“If you, for example, have a bird flying 10 meters in your direction, you’ll get what we call a Doppler signature. That signature will be very similar to the signature that we can measure from a drone’s body,” he says.

“But because the drone’s propeller moves differently than the body, it will look as if a part of the drone is moving at 200 meters per second in one direction and another part of the drone is doing the opposite. It also indicates that an object is a drone and not a bird, and that’s extremely valuable.”

Signal noise

The micro-Doppler signal, as the signature of the propellers is called, still contains a lot of noise. And a single measurement is not enough. Small birds can flutter their wings quickly, or a flock of birds can create a micro-Doppler signature that looks like a drone.

“We could do a simple approximation that determines that all objects with a micro-Doppler signature above a certain threshold are drones, and the rest are birds. That would be okay, but not very robust,” José Navarro says.

This is where the ML model comes into the picture. To collect training data, José Navarro and his colleagues have flown drones around their radar, producing around 200 datasets.

“From the drone’s GPS, we have the ground truth that we can combine with radar data during flight. That way, we can use supervised machine learning to teach a model to recognize the drone.”

In addition to the crucial micro-Doppler signature, the model is trained on variables such as the radar cross section and the object’s trajectory. But not all information goes into the model.

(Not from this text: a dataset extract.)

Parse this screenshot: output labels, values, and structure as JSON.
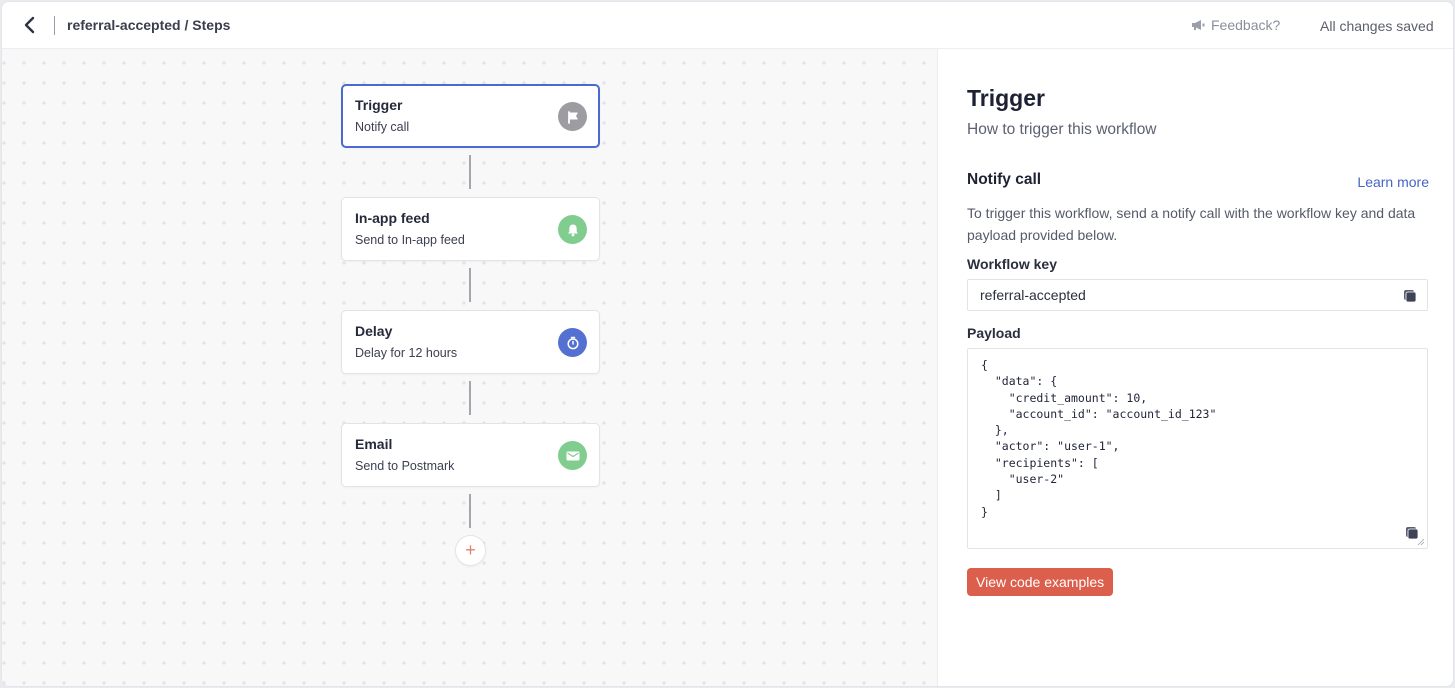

“We try to be very careful about what variables we use. For example, if we provide the information about how high the drone is flying, then we risk the model learning that drones never fly higher than 120 meters, as our drones do. But that may not be the case when the model is put into use,” José Navarro says.

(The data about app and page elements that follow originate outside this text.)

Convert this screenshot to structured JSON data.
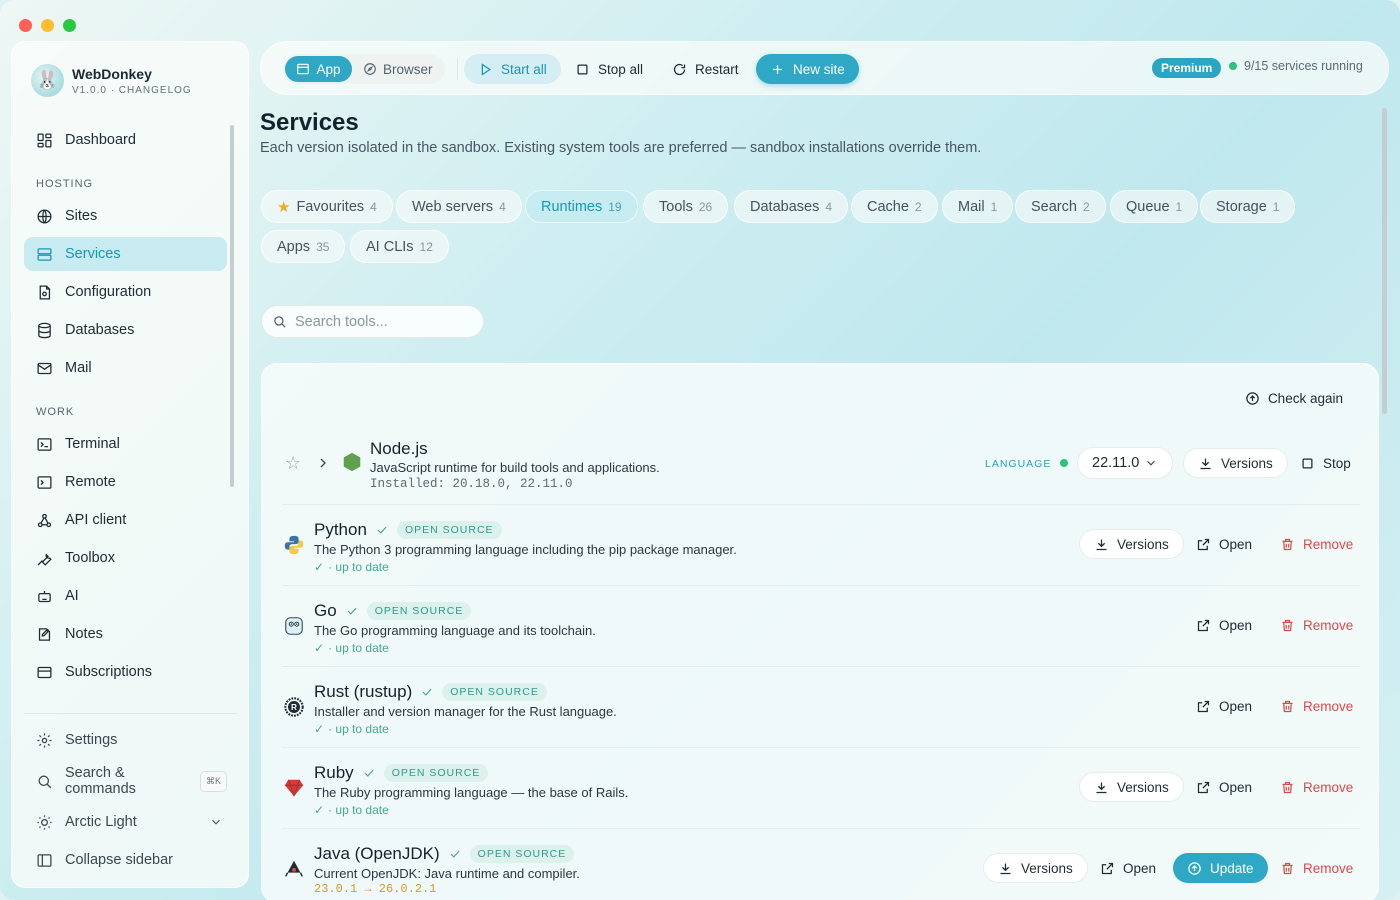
{
  "brand": {
    "name": "WebDonkey",
    "sub": "V1.0.0 · CHANGELOG"
  },
  "sidebar": {
    "top": [
      {
        "label": "Dashboard",
        "icon": "dashboard-icon"
      }
    ],
    "sections": [
      {
        "label": "HOSTING",
        "items": [
          {
            "label": "Sites",
            "icon": "globe-icon"
          },
          {
            "label": "Services",
            "icon": "server-icon",
            "active": true
          },
          {
            "label": "Configuration",
            "icon": "file-cog-icon"
          },
          {
            "label": "Databases",
            "icon": "database-icon"
          },
          {
            "label": "Mail",
            "icon": "mail-icon"
          }
        ]
      },
      {
        "label": "WORK",
        "items": [
          {
            "label": "Terminal",
            "icon": "terminal-icon"
          },
          {
            "label": "Remote",
            "icon": "remote-terminal-icon"
          },
          {
            "label": "API client",
            "icon": "api-icon"
          },
          {
            "label": "Toolbox",
            "icon": "wrench-icon"
          },
          {
            "label": "AI",
            "icon": "robot-icon"
          },
          {
            "label": "Notes",
            "icon": "notes-icon"
          },
          {
            "label": "Subscriptions",
            "icon": "card-icon"
          }
        ]
      }
    ],
    "bottom": {
      "settings": "Settings",
      "search": "Search & commands",
      "search_kbd": "⌘K",
      "theme": "Arctic Light",
      "collapse": "Collapse sidebar"
    }
  },
  "toolbar": {
    "app": "App",
    "browser": "Browser",
    "start_all": "Start all",
    "stop_all": "Stop all",
    "restart": "Restart",
    "new_site": "New site",
    "premium": "Premium",
    "status": "9/15 services running"
  },
  "header": {
    "title": "Services",
    "description": "Each version isolated in the sandbox. Existing system tools are preferred — sandbox installations override them."
  },
  "chips": [
    {
      "label": "Favourites",
      "count": "4",
      "star": true
    },
    {
      "label": "Web servers",
      "count": "4"
    },
    {
      "label": "Runtimes",
      "count": "19",
      "active": true
    },
    {
      "label": "Tools",
      "count": "26"
    },
    {
      "label": "Databases",
      "count": "4"
    },
    {
      "label": "Cache",
      "count": "2"
    },
    {
      "label": "Mail",
      "count": "1"
    },
    {
      "label": "Search",
      "count": "2"
    },
    {
      "label": "Queue",
      "count": "1"
    },
    {
      "label": "Storage",
      "count": "1"
    },
    {
      "label": "Apps",
      "count": "35"
    },
    {
      "label": "AI CLIs",
      "count": "12"
    }
  ],
  "search": {
    "placeholder": "Search tools..."
  },
  "panel": {
    "check_again": "Check again",
    "labels": {
      "language": "LANGUAGE",
      "versions": "Versions",
      "stop": "Stop",
      "open": "Open",
      "remove": "Remove",
      "update": "Update",
      "open_source": "OPEN SOURCE",
      "up_to_date": "· up to date"
    },
    "node": {
      "name": "Node.js",
      "desc": "JavaScript runtime for build tools and applications.",
      "installed": "Installed: 20.18.0, 22.11.0",
      "version": "22.11.0"
    },
    "tools": [
      {
        "name": "Python",
        "desc": "The Python 3 programming language including the pip package manager.",
        "versions": true,
        "logo": "python-logo-icon"
      },
      {
        "name": "Go",
        "desc": "The Go programming language and its toolchain.",
        "versions": false,
        "logo": "go-gopher-icon"
      },
      {
        "name": "Rust (rustup)",
        "desc": "Installer and version manager for the Rust language.",
        "versions": false,
        "logo": "rust-logo-icon"
      },
      {
        "name": "Ruby",
        "desc": "The Ruby programming language — the base of Rails.",
        "versions": true,
        "logo": "ruby-gem-icon"
      },
      {
        "name": "Java (OpenJDK)",
        "desc": "Current OpenJDK: Java runtime and compiler.",
        "versions": true,
        "update": true,
        "update_text": "23.0.1 → 26.0.2.1",
        "logo": "java-duke-icon"
      }
    ]
  }
}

“So we remove height from training data, but that also means that we have less information to train on. So we try to strike a meaningful balance.”

Supported by rules

The result is a random forest model that provides a better estimate of what the radar has intercepted.

The model is supported by a set of rules to help avoid mistakes. If a drone e.g. flies far enough from the radar, the micro-Doppler measurement can become so weak that it ends up being classified as a bird.

“We have tried a rule that says that as soon as an object is classified as a drone, it continues to be a drone. It prevents drones from turning into birds. But the downside is that a misclassified bird continues to be a drone. So this is something we’re working hard to solve,” José Navarro explains.

Ultimately, it will be up to the customer to decide on the balance between false positives and false negatives.

Robust regardless of the location

In general, Weibel aims to make the most robust general model that works no matter where it is used.

“If you optimize a model for a specific location, you get better performance. But we would rather spend our energy on a model with which all customers can achieve good results,” José Navarro says.

“When we first trained the model, we flew drones at the Hans Christian Andersen Airport in Odense, where we were able to fly them without a lot of complications caused by cars and so on. But if we use the same model that was trained in Odense here in Oslo, then it will think that there are a lot of drones hovering over the rooftops, because there are a lot of rooftop fans.”

Instead of training a model for Odense and a model for Oslo, Weibel is taking all the data and training a model that is used in both places. This may mean that stationary drones are not captured, or that fans are classified as drones, but it will generally mean there are fewer errors, José Navarro says.

Just as rooftop fans can imitate drones, wind turbines in radar data can be easily confused with a helicopter hovering in the air. Therefore, Weibel is generally also trying to get customers to accept a classification with several classes—which, for example, says that an object is either a helicopter or a wind turbine.

“Reducing the number of possible classes is an interesting prospect in itself,” José Navarro says.

“Instead of taking a shortcut and making an uncertain decision, we would rather pass that information on to the user, who can then, for example, check a database of wind turbines to make the final decision in the case.”